As we walked back and climbed down we were very aware of the bright flowers of Bog Asphodel everywhere. Eventually we were back at the little track, past the ruined houses, and three white horses and a brown one which felt like the guardians of the place. We both felt, as we reached Karen’s van, that it was the absolute limit of what we could do. It had taken 9 hours, there and back. Literally as we sat down in the van the first drops of rain fell on the windscreen. Amazing! The next day was quite a high wind and we were back with grey days of wind and rain. What a blessed day!
When I first got up onto that left knee I thought ‘I’ll probably never do this again’, but now I think, having done the whole thing, I could, but not too often! I’m getting to an age where I feel that if things are important enough they must not be put off. You never know what’s round the next corner. And that was quite tough. Maybe I won’t ever be up there again. I drank in every second and now it replays in my memory like a 3D film. In a way I am still there all the time, re-living it.
What an honour, what a priviledge, what a blessing. Thank you Mother Mountain. Now, when I look at her profile, maybe from the bus on my way shopping, I remember what her landscape is like; her hills, her rocks, her great plains, her great crags. Thank you.

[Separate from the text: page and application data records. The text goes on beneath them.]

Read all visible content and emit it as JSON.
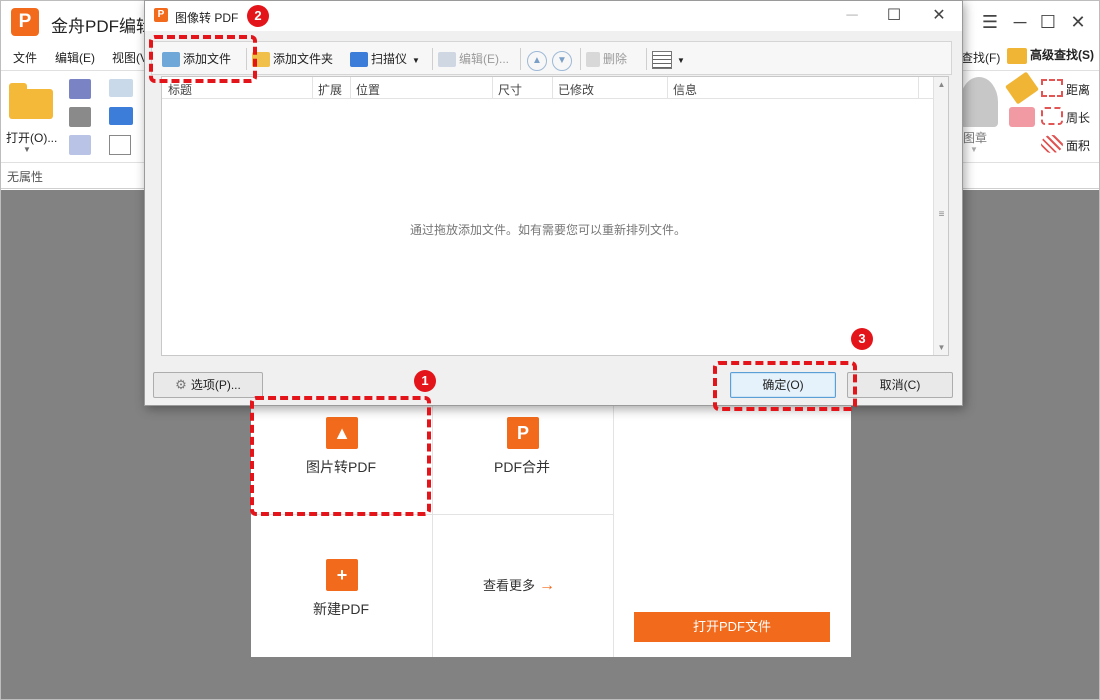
{
  "app": {
    "title": "金舟PDF编辑",
    "logo_letter": "P",
    "menu": [
      "文件",
      "编辑(E)",
      "视图(V"
    ],
    "ribbon": {
      "open_label": "打开(O)...",
      "find_label": "查找(F)",
      "advanced_find_label": "高级查找(S)",
      "stamp_label": "图章",
      "distance_label": "距离",
      "perimeter_label": "周长",
      "area_label": "面积"
    },
    "properties_label": "无属性"
  },
  "start_page": {
    "tiles": {
      "image_to_pdf": "图片转PDF",
      "pdf_merge": "PDF合并",
      "new_pdf": "新建PDF",
      "more": "查看更多"
    },
    "open_pdf_button": "打开PDF文件"
  },
  "dialog": {
    "title": "图像转 PDF",
    "toolbar": {
      "add_file": "添加文件",
      "add_folder": "添加文件夹",
      "scanner": "扫描仪",
      "edit": "编辑(E)...",
      "delete": "删除"
    },
    "columns": [
      "标题",
      "扩展",
      "位置",
      "尺寸",
      "已修改",
      "信息"
    ],
    "empty_hint": "通过拖放添加文件。如有需要您可以重新排列文件。",
    "options_button": "选项(P)...",
    "ok_button": "确定(O)",
    "cancel_button": "取消(C)"
  },
  "annotations": {
    "step1": "1",
    "step2": "2",
    "step3": "3"
  },
  "colors": {
    "brand": "#f26a1b",
    "annotation_red": "#e3151a",
    "workspace_gray": "#828282"
  }
}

Jill Smith’s book ‘Mother of the Isles’, which includes more details of the mountain, was published by Dor Dama Press in 2003 and is once again available @ £9.95, now directly from Jill. For details see her website.